When it comes to the coronavirus, city, county, and state leaders have constantly repeated how important social distancing is when it comes to combatting the novel coronavirus. Still, according to new data, Houston and Texas residents as a whole seem to be failing at the idea of social distancing.
Unacast, a Norway-based software company has released an interactive scoreboard that grades areas on their ability to social distance during the pandemic. According to this data, Harris County and Texas residents have an “F” grade when it comes to social distancing.
The scoreboard includes data for counties across the country. It generates an overall social distancing grade that is based on three things. It looks at the change in the average amount of travel, the change in visitation that occurs at non-essential venues, and the change in human encounters. The metrics used to determine the grades were compiled using anonymous smartphone location date from millions of smart phone users.
The information that was looked at was compared to a pre-pandemic timeline that included the weeks of February 10 through March 8. The human encounters metric that was used shows the chance that two devices were in the same place, at the same time.
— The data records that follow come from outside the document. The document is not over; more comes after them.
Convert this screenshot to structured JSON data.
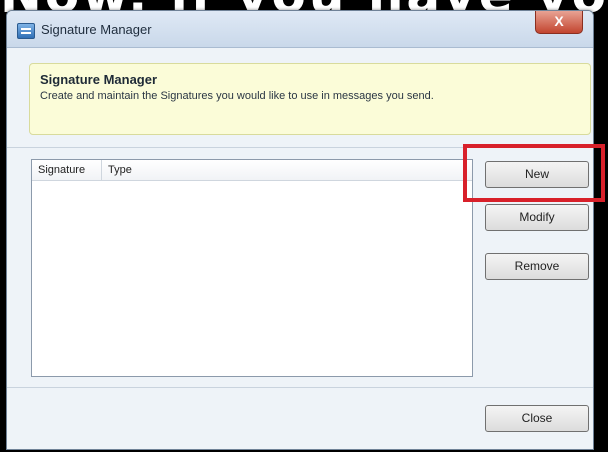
{
  "window": {
    "title": "Signature Manager",
    "close_glyph": "X"
  },
  "header": {
    "title": "Signature Manager",
    "description": "Create and maintain the Signatures you would like to use in messages you send."
  },
  "list": {
    "columns": [
      "Signature",
      "Type"
    ],
    "rows": []
  },
  "buttons": {
    "new": "New",
    "modify": "Modify",
    "remove": "Remove",
    "close": "Close"
  },
  "background_text": "Now, if you have yo",
  "colors": {
    "highlight": "#d8202a",
    "header_bg": "#fbfcd8"
  },
  "icons": [
    "app-icon",
    "close-icon"
  ]
}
According to the latest data, Harris County receives a “D” for the amount of distance traveled and an “F” in the reduction of non-essential visits. They also received an “F” for the number of human encounters. This leads to an overall “F” grade when it comes to social distancing. This data spiked when the state began reopening on May 1.
The “F” grade is a drastic drop from the “A” that Harris County had back at the end of March.
Many other Greater Houston-area counties also received an “F” in social distancing. Those counties include Brazoria, Chambers, Fort Bend, Galveston, Liberty, Montgomery, and Waller.
You can find new updates to Unacast on a daily basis. This information as based on data that was available as of May 19.